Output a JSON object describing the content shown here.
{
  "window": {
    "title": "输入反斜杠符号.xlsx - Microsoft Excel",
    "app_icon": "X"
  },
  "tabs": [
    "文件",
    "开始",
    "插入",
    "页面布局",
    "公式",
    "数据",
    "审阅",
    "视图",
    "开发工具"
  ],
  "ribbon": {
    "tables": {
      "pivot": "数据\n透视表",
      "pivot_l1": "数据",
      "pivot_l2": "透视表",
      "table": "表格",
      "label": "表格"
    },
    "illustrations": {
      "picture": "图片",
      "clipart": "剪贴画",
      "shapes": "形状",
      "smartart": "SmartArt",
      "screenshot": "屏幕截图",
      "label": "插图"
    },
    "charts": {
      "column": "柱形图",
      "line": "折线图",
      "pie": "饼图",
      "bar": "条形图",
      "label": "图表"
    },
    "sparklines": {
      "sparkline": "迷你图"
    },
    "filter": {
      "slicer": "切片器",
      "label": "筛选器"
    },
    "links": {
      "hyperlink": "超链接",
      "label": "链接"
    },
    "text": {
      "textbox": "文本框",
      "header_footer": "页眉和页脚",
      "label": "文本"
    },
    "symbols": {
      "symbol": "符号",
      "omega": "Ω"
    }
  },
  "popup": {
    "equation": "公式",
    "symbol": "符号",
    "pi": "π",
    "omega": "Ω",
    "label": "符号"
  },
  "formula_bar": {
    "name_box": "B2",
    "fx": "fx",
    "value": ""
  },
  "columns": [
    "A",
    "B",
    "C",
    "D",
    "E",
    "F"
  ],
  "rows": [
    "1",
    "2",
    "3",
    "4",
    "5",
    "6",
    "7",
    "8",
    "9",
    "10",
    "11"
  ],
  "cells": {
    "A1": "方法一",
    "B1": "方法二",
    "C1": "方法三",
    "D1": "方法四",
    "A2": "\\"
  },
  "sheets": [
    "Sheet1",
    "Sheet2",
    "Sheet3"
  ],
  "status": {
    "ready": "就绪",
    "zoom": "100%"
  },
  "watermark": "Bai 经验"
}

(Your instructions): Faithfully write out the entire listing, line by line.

(Task response):
Output a JSON object describing the content shown here.
{
  "window": {
    "title": "输入反斜杠符号.xlsx - Microsoft Excel",
    "app_icon": "X"
  },
  "tabs": [
    "文件",
    "开始",
    "插入",
    "页面布局",
    "公式",
    "数据",
    "审阅",
    "视图",
    "开发工具"
  ],
  "ribbon": {
    "tables": {
      "pivot": "数据\n透视表",
      "pivot_l1": "数据",
      "pivot_l2": "透视表",
      "table": "表格",
      "label": "表格"
    },
    "illustrations": {
      "picture": "图片",
      "clipart": "剪贴画",
      "shapes": "形状",
      "smartart": "SmartArt",
      "screenshot": "屏幕截图",
      "label": "插图"
    },
    "charts": {
      "column": "柱形图",
      "line": "折线图",
      "pie": "饼图",
      "bar": "条形图",
      "label": "图表"
    },
    "sparklines": {
      "sparkline": "迷你图"
    },
    "filter": {
      "slicer": "切片器",
      "label": "筛选器"
    },
    "links": {
      "hyperlink": "超链接",
      "label": "链接"
    },
    "text": {
      "textbox": "文本框",
      "header_footer": "页眉和页脚",
      "label": "文本"
    },
    "symbols": {
      "symbol": "符号",
      "omega": "Ω"
    }
  },
  "popup": {
    "equation": "公式",
    "symbol": "符号",
    "pi": "π",
    "omega": "Ω",
    "label": "符号"
  },
  "formula_bar": {
    "name_box": "B2",
    "fx": "fx",
    "value": ""
  },
  "columns": [
    "A",
    "B",
    "C",
    "D",
    "E",
    "F"
  ],
  "rows": [
    "1",
    "2",
    "3",
    "4",
    "5",
    "6",
    "7",
    "8",
    "9",
    "10",
    "11"
  ],
  "cells": {
    "A1": "方法一",
    "B1": "方法二",
    "C1": "方法三",
    "D1": "方法四",
    "A2": "\\"
  },
  "sheets": [
    "Sheet1",
    "Sheet2",
    "Sheet3"
  ],
  "status": {
    "ready": "就绪",
    "zoom": "100%"
  },
  "watermark": "Bai 经验"
}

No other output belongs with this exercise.